ensure that your nodes always have the same number regardless of
the order in which they join the cluster then you can hard-code
these IDs. Setting node IDs in CCS is a far better way to do
this though. Note that the node’s application to join the
cluster may be rejected if you try to set the nodeid to one that
has already been used, or if the node was previously a member of
the cluster but with a different nodeid.
Specifies a multicast address to use for cluster communication.
This is required for IPv6 operation. You should also specify an
ethernet interface to bind to this multicast address using the
Used in conjunction with -m above to specify the interface for
multicast to use.
-w Join and wait until the node is a cluster member.
-q Join and wait until the cluster is quorate. If the cluster join
fails and -w (or -q) is specified, then it will be retried. Note
that cman_tool cannot tell whether the cluster join was rejected
by another node for a good reason or that it timed out for some
benign reason; so it is strongly recommended that a timeout is
also given with the wait options to join. If you don’t want join
to retry on failure but do want to wait, use the cman_tool join
command without -w followed by cman_tool wait.
If -w or -q is also specified then -t dictates the maximum
amount of time cman_tool is prepared to wait. If the operation
times out then a status of 2 is returned. Note that just

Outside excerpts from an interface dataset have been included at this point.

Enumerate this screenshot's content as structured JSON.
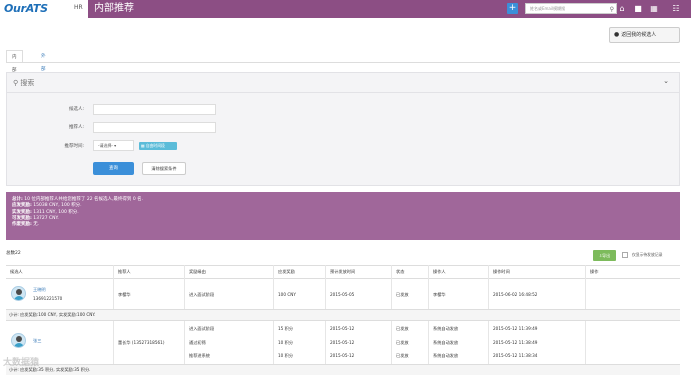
{
  "header": {
    "logo_text": "OurATS",
    "role": "HR",
    "page_title": "内部推荐",
    "search_placeholder": "姓名或Email模糊搜",
    "accent_color": "#8c4e84",
    "icons": [
      "plus-icon",
      "search-icon",
      "home-icon",
      "shirt-icon",
      "calendar-icon",
      "grid-icon"
    ]
  },
  "tabs": [
    {
      "label": "内部推荐",
      "active": true
    },
    {
      "label": "外部推荐",
      "active": false
    }
  ],
  "back_button": "返回我的候选人",
  "search_panel": {
    "title": "搜索",
    "candidate_label": "候选人:",
    "referrer_label": "推荐人:",
    "time_label": "推荐时间:",
    "time_select": "-请选择-",
    "date_button": "自由时间段",
    "search_button": "查询",
    "clear_button": "清除搜索条件"
  },
  "summary": {
    "line1_label": "总计:",
    "line1_text": "10 位内部推荐人共给您推荐了 22 名候选人,最终得到 0 名.",
    "line2_label": "应发奖励:",
    "line2_text": "15038 CNY, 100 积分.",
    "line3_label": "实发奖励:",
    "line3_text": "1311 CNY, 100 积分.",
    "line4_label": "可发奖励:",
    "line4_text": "13727 CNY.",
    "line5_label": "作废奖励:",
    "line5_text": "无."
  },
  "list": {
    "total": "总数22",
    "export_button": "导出",
    "only_show_label": "仅显示待发放记录",
    "columns": [
      "候选人",
      "推荐人",
      "奖励缘由",
      "应发奖励",
      "预计发放时间",
      "状态",
      "操作人",
      "操作时间",
      "操作"
    ]
  },
  "rows": [
    {
      "candidate_name": "王晓明",
      "candidate_phone": "13691221570",
      "referrer": "李樱华",
      "items": [
        {
          "reason": "进入面试阶段",
          "reward": "100 CNY",
          "date": "2015-05-05",
          "status": "已发放",
          "operator": "李樱华",
          "op_time": "2015-06-02 16:48:52"
        }
      ],
      "subtotal": "小计: 应发奖励:100 CNY, 实发奖励:100 CNY."
    },
    {
      "candidate_name": "张三",
      "candidate_phone": "",
      "referrer": "董长华 (13527318561)",
      "items": [
        {
          "reason": "进入面试阶段",
          "reward": "15 积分",
          "date": "2015-05-12",
          "status": "已发放",
          "operator": "系统自动发放",
          "op_time": "2015-05-12 11:39:49"
        },
        {
          "reason": "通过初筛",
          "reward": "10 积分",
          "date": "2015-05-12",
          "status": "已发放",
          "operator": "系统自动发放",
          "op_time": "2015-05-12 11:38:49"
        },
        {
          "reason": "推荐进系统",
          "reward": "10 积分",
          "date": "2015-05-12",
          "status": "已发放",
          "operator": "系统自动发放",
          "op_time": "2015-05-12 11:38:34"
        }
      ],
      "subtotal": "小计: 应发奖励:35 积分, 实发奖励:35 积分."
    }
  ],
  "watermark": "大数据猿"
}
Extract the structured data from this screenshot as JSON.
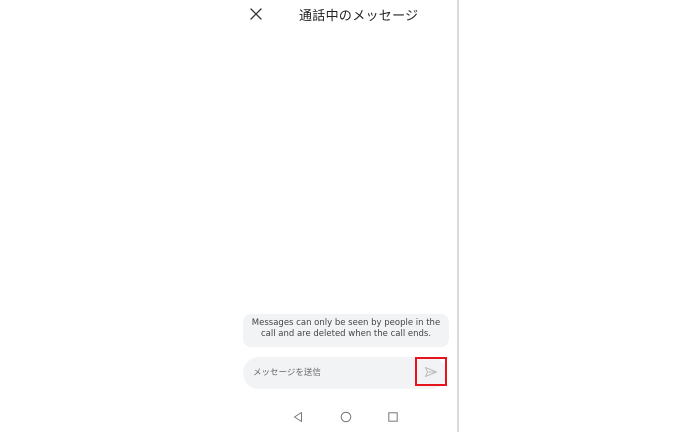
{
  "header": {
    "title": "通話中のメッセージ",
    "close_icon": "close-icon"
  },
  "notice": {
    "text": "Messages can only be seen by people in the call and are deleted when the call ends."
  },
  "composer": {
    "placeholder": "メッセージを送信",
    "value": "",
    "send_icon": "send-icon",
    "highlight_color": "#e8141b"
  },
  "nav_bar": {
    "items": [
      "back-icon",
      "home-icon",
      "recents-icon"
    ]
  },
  "colors": {
    "background": "#ffffff",
    "surface": "#f1f3f4",
    "text": "#222222",
    "divider": "#d9d9d9"
  }
}
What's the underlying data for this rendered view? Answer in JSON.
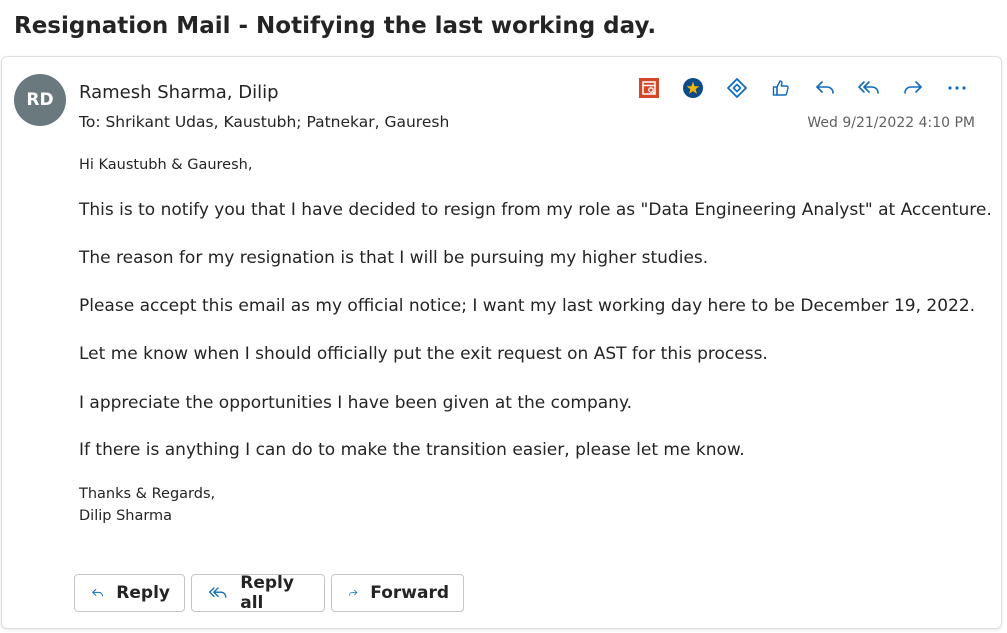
{
  "subject": "Resignation Mail - Notifying the last working day.",
  "header": {
    "avatar_initials": "RD",
    "avatar_color": "#69797e",
    "from": "Ramesh Sharma, Dilip",
    "to": "To:  Shrikant Udas, Kaustubh;  Patnekar, Gauresh",
    "datetime": "Wed 9/21/2022 4:10 PM"
  },
  "toolbar": {
    "icons": [
      "calendar-addin-icon",
      "star-addin-icon",
      "loop-addin-icon",
      "like-icon",
      "reply-icon",
      "reply-all-icon",
      "forward-icon",
      "more-icon"
    ],
    "accent_orange": "#d24726",
    "accent_blue": "#0f6cbd",
    "star_bg": "#0b4a8b",
    "star_color": "#f2b600"
  },
  "body": {
    "greeting": "Hi Kaustubh & Gauresh,",
    "paragraphs": [
      "This is to notify you that I have decided to resign from my role as \"Data Engineering Analyst\" at Accenture.",
      "The reason for my resignation is that I will be pursuing my higher studies.",
      "Please accept this email as my official notice; I want my last working day here to be December 19, 2022.",
      "Let me know when I should officially put the exit request on AST for this process.",
      "I appreciate the opportunities I have been given at the company.",
      "If there is anything I can do to make the transition easier, please let me know."
    ],
    "closing": "Thanks & Regards,",
    "signature": "Dilip Sharma"
  },
  "actions": {
    "reply": "Reply",
    "reply_all": "Reply all",
    "forward": "Forward"
  }
}
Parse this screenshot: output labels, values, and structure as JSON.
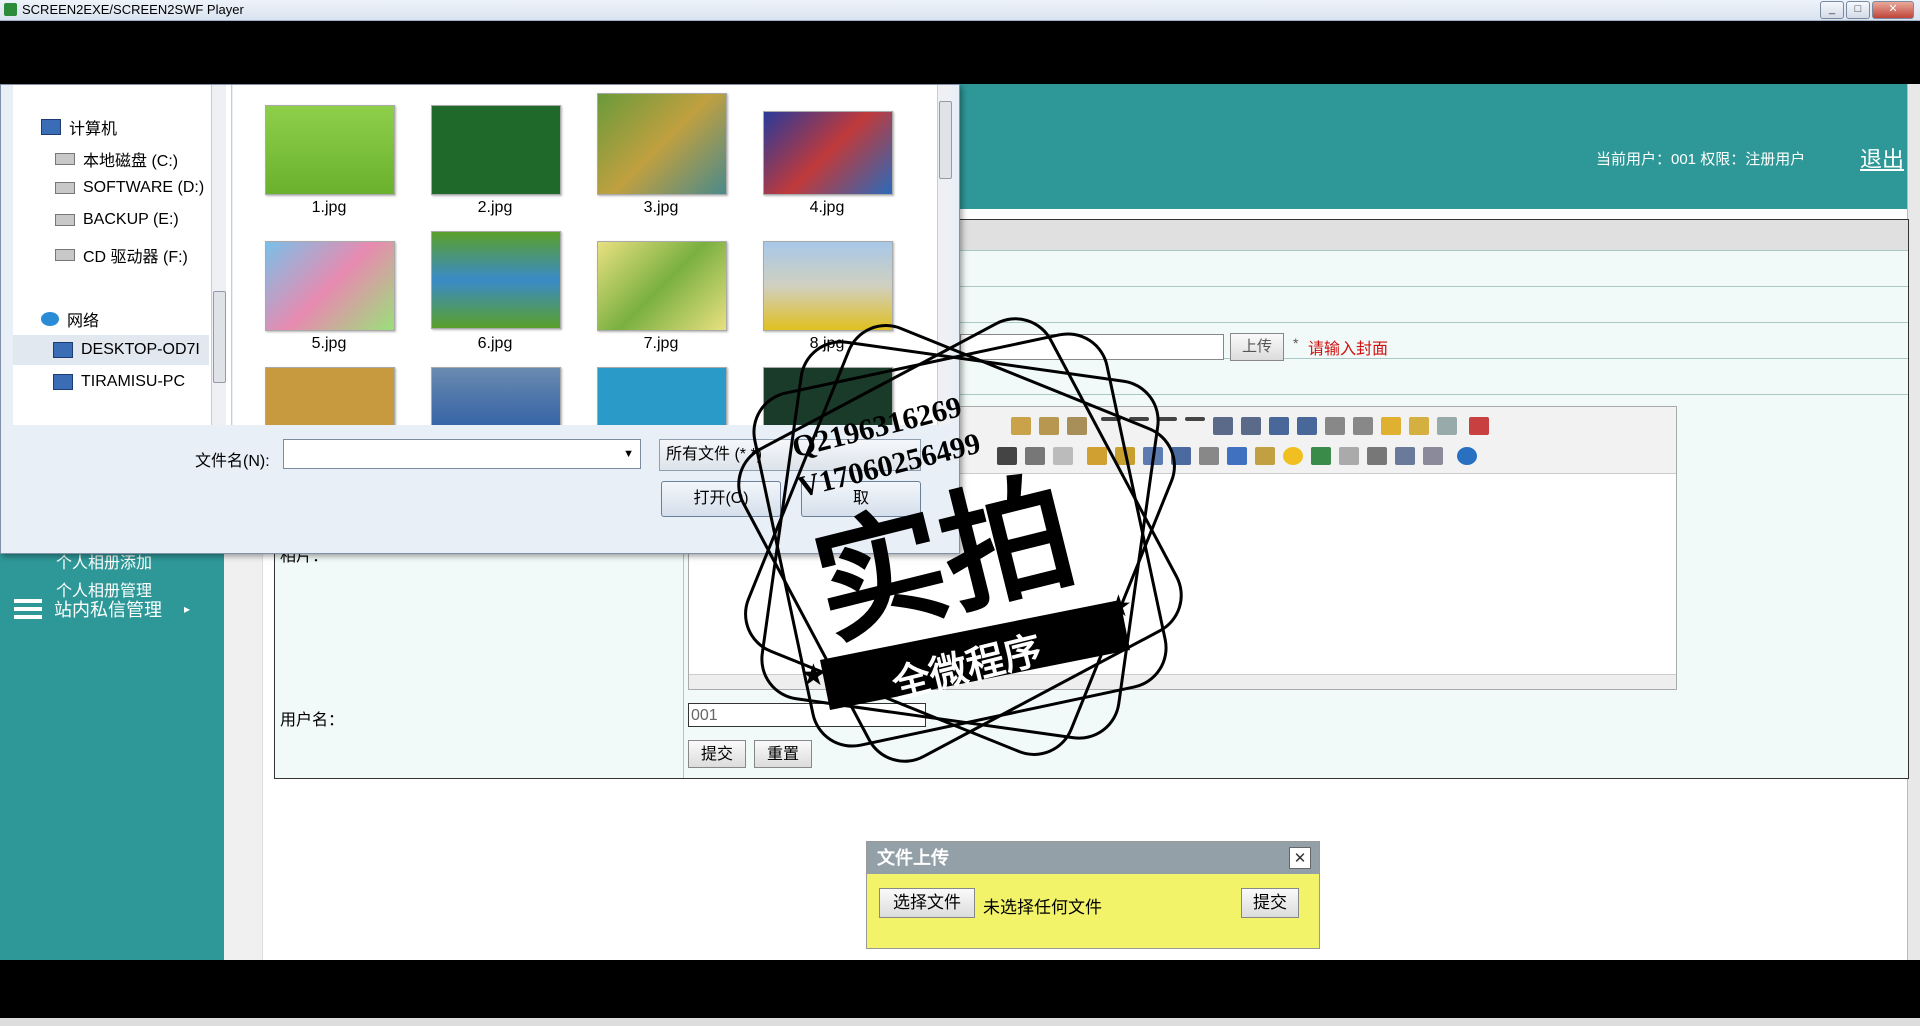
{
  "window": {
    "title": "SCREEN2EXE/SCREEN2SWF Player",
    "min": "_",
    "max": "□",
    "close": "✕"
  },
  "header": {
    "user_info": "当前用户：001  权限：注册用户",
    "logout": "退出"
  },
  "sidebar": {
    "items": [
      "个人相册添加",
      "个人相册管理"
    ],
    "section": "站内私信管理",
    "section_arrow": "▸"
  },
  "form": {
    "upload_label": "上传",
    "required_mark": "*",
    "cover_hint": "请输入封面",
    "content_label": "相片：",
    "username_label": "用户名：",
    "username_value": "001",
    "submit": "提交",
    "reset": "重置"
  },
  "upload_dialog": {
    "title": "文件上传",
    "close": "✕",
    "choose": "选择文件",
    "status": "未选择任何文件",
    "submit": "提交"
  },
  "file_dialog": {
    "tree": [
      {
        "label": "计算机",
        "icon": "computer-icon"
      },
      {
        "label": "本地磁盘 (C:)",
        "icon": "drive-icon"
      },
      {
        "label": "SOFTWARE (D:)",
        "icon": "drive-icon"
      },
      {
        "label": "BACKUP (E:)",
        "icon": "drive-icon"
      },
      {
        "label": "CD 驱动器 (F:)",
        "icon": "cd-drive-icon"
      },
      {
        "label": "网络",
        "icon": "network-icon"
      },
      {
        "label": "DESKTOP-OD7I",
        "icon": "computer-icon"
      },
      {
        "label": "TIRAMISU-PC",
        "icon": "computer-icon"
      }
    ],
    "files": [
      "1.jpg",
      "2.jpg",
      "3.jpg",
      "4.jpg",
      "5.jpg",
      "6.jpg",
      "7.jpg",
      "8.jpg"
    ],
    "filename_label": "文件名(N):",
    "filename_value": "",
    "filetype": "所有文件 (*.*)",
    "open": "打开(O)",
    "cancel": "取"
  },
  "watermark": {
    "line1": "Q2196316269",
    "line2": "V17060256499",
    "main": "实拍",
    "ribbon": "全微程序"
  }
}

because cman_tool has given up, does not mean that cman itself
has stopped trying to join a cluster.